Instructions for the task: Report each line of the data that contains the string "title".

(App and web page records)
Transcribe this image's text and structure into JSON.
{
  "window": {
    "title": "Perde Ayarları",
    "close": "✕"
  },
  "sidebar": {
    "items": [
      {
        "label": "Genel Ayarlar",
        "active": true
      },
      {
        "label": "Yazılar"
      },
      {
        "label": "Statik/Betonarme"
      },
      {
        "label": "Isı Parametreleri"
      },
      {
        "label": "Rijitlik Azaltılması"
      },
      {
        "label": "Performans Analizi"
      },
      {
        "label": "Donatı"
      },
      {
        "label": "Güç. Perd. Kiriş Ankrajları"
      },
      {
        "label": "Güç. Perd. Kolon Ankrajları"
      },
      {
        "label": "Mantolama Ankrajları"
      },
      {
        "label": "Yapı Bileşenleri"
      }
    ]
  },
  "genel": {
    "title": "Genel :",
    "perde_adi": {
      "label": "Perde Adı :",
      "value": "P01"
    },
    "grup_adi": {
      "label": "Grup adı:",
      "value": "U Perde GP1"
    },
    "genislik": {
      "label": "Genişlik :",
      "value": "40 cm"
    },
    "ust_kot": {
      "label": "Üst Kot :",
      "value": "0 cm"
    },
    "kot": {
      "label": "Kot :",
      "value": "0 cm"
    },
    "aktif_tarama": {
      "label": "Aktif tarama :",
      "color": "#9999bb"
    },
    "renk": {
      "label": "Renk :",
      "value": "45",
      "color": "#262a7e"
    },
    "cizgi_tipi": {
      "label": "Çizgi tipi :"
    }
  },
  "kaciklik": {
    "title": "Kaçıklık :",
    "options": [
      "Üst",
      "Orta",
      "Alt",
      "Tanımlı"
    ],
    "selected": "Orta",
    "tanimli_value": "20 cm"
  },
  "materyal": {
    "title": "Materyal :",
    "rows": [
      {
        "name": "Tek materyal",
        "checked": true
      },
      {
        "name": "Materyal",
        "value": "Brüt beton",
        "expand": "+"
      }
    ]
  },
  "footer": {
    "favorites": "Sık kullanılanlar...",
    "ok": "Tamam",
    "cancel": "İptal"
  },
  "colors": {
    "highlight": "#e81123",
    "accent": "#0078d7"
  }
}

Response to the task:
    "title": "Perde Ayarları",
    "title": "Genel :",
    "title": "Kaçıklık :",
    "title": "Materyal :",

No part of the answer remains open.